05-13-2011, 02:08 PM
Join Date: Sep 2005
Total Cats: 1,532
Without commenting either positively or negatively on the device and method described, and as an alternative to having to think for myself and express my own thoughts and ideas in keeping with the spirit of this thread, I'm just going to park an excerpt from the Wikipedia entry
on "pseudoscience" here for reference, wherein I have underlined certain sections which may or may not be in any way relevant to the claimed discovery.
Over-reliance on confirmation rather than refutation
- Assertions that do not allow the logical possibility that they can be shown to be false by observation or physical experiment (see also: falsifiability)
- Assertion of claims that a theory predicts something that it has not been shown to predict. Scientific claims that do not confer any predictive power are considered at best "conjectures", or at worst "pseudoscience" (e.g. Ignoratio elenchi)
- Assertion that claims which have not been proven false must be true, and vice versa (see: Argument from ignorance)
- Over-reliance on testimonial, anecdotal evidence, or personal experience. This evidence may be useful for the context of discovery (i.e. hypothesis generation) but should not be used in the context of justification (e.g. Statistical hypothesis testing).
- Presentation of data that seems to support its claims while suppressing or refusing to consider data that conflict with its claims. This is an example of selection bias, a distortion of evidence or data that arises from the way that the data are collected. It is sometimes referred to as the selection effect.
- Reversed burden of proof. In science, the burden of proof rests on those making a claim, not on the critic. "Pseudoscientific" arguments may neglect this principle and demand that skeptics demonstrate beyond a reasonable doubt that a claim (e.g. an assertion regarding the efficacy of a novel therapeutic technique) is false. It is essentially impossible to prove a universal negative, so this tactic incorrectly places the burden of proof on the skeptic rather than the claimant.
Personalization of issues
- Tight social groups and authoritarian personality, suppression of dissent, and groupthink can enhance the adoption of beliefs that have no rational basis. In attempting to confirm their beliefs, the group tends to identify their critics as enemies.
- Assertion of claims of a conspiracy on the part of the scientific community to suppress the results.
- Attacking the motives or character of anyone who questions the claims (see Ad hominem fallacy).

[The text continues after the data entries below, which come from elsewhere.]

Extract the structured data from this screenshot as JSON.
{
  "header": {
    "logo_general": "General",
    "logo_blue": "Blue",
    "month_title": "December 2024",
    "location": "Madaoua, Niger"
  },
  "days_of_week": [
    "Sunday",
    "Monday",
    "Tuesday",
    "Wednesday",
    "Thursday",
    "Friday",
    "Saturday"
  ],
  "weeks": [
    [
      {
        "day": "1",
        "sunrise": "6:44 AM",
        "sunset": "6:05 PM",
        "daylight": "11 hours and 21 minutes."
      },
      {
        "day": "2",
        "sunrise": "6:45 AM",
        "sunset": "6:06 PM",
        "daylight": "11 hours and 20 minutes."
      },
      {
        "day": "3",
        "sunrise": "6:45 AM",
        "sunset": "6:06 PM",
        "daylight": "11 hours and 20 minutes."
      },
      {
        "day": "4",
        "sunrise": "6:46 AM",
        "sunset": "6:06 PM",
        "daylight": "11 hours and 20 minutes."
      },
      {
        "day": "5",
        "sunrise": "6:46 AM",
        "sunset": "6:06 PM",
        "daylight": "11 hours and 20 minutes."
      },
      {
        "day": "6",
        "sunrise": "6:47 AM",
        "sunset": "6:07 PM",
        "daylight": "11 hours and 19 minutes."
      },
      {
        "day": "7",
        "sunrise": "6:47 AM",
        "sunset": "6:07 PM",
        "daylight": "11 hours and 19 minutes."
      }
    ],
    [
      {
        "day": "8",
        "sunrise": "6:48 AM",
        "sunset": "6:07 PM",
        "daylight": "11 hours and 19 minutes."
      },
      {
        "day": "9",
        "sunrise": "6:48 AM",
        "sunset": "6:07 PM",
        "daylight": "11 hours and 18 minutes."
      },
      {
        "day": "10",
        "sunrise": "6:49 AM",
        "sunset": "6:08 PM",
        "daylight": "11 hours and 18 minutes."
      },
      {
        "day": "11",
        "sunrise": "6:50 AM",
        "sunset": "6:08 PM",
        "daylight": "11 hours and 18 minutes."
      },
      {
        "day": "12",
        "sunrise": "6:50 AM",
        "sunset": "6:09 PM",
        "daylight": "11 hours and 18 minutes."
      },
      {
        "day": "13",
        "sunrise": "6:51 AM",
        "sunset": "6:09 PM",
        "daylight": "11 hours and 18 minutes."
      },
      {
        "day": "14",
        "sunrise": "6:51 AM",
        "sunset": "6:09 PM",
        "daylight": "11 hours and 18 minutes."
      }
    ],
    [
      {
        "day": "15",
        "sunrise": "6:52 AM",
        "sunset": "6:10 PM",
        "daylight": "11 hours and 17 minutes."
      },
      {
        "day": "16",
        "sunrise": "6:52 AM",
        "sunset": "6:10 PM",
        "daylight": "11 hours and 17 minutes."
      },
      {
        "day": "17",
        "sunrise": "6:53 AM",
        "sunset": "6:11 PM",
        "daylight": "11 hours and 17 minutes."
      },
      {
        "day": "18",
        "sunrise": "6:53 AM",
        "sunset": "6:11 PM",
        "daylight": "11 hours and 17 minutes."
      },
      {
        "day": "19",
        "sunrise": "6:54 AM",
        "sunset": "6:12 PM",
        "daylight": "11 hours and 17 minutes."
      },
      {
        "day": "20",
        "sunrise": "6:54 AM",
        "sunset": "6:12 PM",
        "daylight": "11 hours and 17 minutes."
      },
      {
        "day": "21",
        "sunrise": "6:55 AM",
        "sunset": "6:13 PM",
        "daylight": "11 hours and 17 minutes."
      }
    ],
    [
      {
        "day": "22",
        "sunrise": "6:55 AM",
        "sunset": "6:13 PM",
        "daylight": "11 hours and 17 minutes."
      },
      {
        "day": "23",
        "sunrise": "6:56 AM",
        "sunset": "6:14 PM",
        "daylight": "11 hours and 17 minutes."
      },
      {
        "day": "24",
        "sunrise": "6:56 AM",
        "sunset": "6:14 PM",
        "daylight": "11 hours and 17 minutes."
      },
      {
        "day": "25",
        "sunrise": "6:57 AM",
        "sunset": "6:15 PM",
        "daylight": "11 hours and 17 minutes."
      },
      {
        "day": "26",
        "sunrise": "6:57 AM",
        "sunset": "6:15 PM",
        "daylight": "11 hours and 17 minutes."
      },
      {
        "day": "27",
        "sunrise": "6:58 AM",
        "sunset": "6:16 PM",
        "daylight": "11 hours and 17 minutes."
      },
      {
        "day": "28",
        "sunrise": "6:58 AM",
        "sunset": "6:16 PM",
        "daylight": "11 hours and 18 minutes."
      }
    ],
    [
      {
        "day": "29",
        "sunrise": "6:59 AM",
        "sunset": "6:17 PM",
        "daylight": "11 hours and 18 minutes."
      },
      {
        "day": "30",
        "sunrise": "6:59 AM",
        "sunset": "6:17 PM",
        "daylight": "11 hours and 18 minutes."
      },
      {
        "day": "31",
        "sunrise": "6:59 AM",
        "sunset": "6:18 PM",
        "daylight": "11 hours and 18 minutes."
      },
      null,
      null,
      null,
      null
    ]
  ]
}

Use of misleading language
- Creating scientific-sounding terms in order to add weight to claims and persuade non-experts to believe statements that may be false or meaningless. For example, a long-standing hoax refers to water by the rarely used formal name "dihydrogen monoxide" (DHMO) and describes it as the main constituent in most poisonous solutions to show how easily the general public can be misled.
- Using established terms in idiosyncratic ways, thereby demonstrating unfamiliarity with mainstream work in the discipline.[attribution needed]
And also from the Wikipedia Entry
on "Voodoo Science"
Warning signs of pseudoscience
Park, a physics professor, science administrator/lobbyist/journalist and outspoken scientific skeptic, outlines his seven warning signs that a claim may be pseudoscientific and analyzes beliefs in popular culture and the media with a skeptical eye. Those seven warning signs are:
These warning signs are nearly identical with those of pathological science, as discussed by physicist Irving Langmuir in 1953.
- Discoverers make their claims directly to the popular media, rather than to fellow scientists.
- Discoverers claim that a conspiracy has tried to suppress the discovery.
- The claimed effect appears so weak that observers can hardly distinguish it from noise. No amount of further work increases the signal.
- Anecdotal evidence is used to back up the claim.
- True believers cite ancient traditions in support of the new claim.
- The discoverer or discoverers work in isolation from the mainstream scientific community.
- The discovery, if true, would require a change in the understanding of the fundamental laws of nature.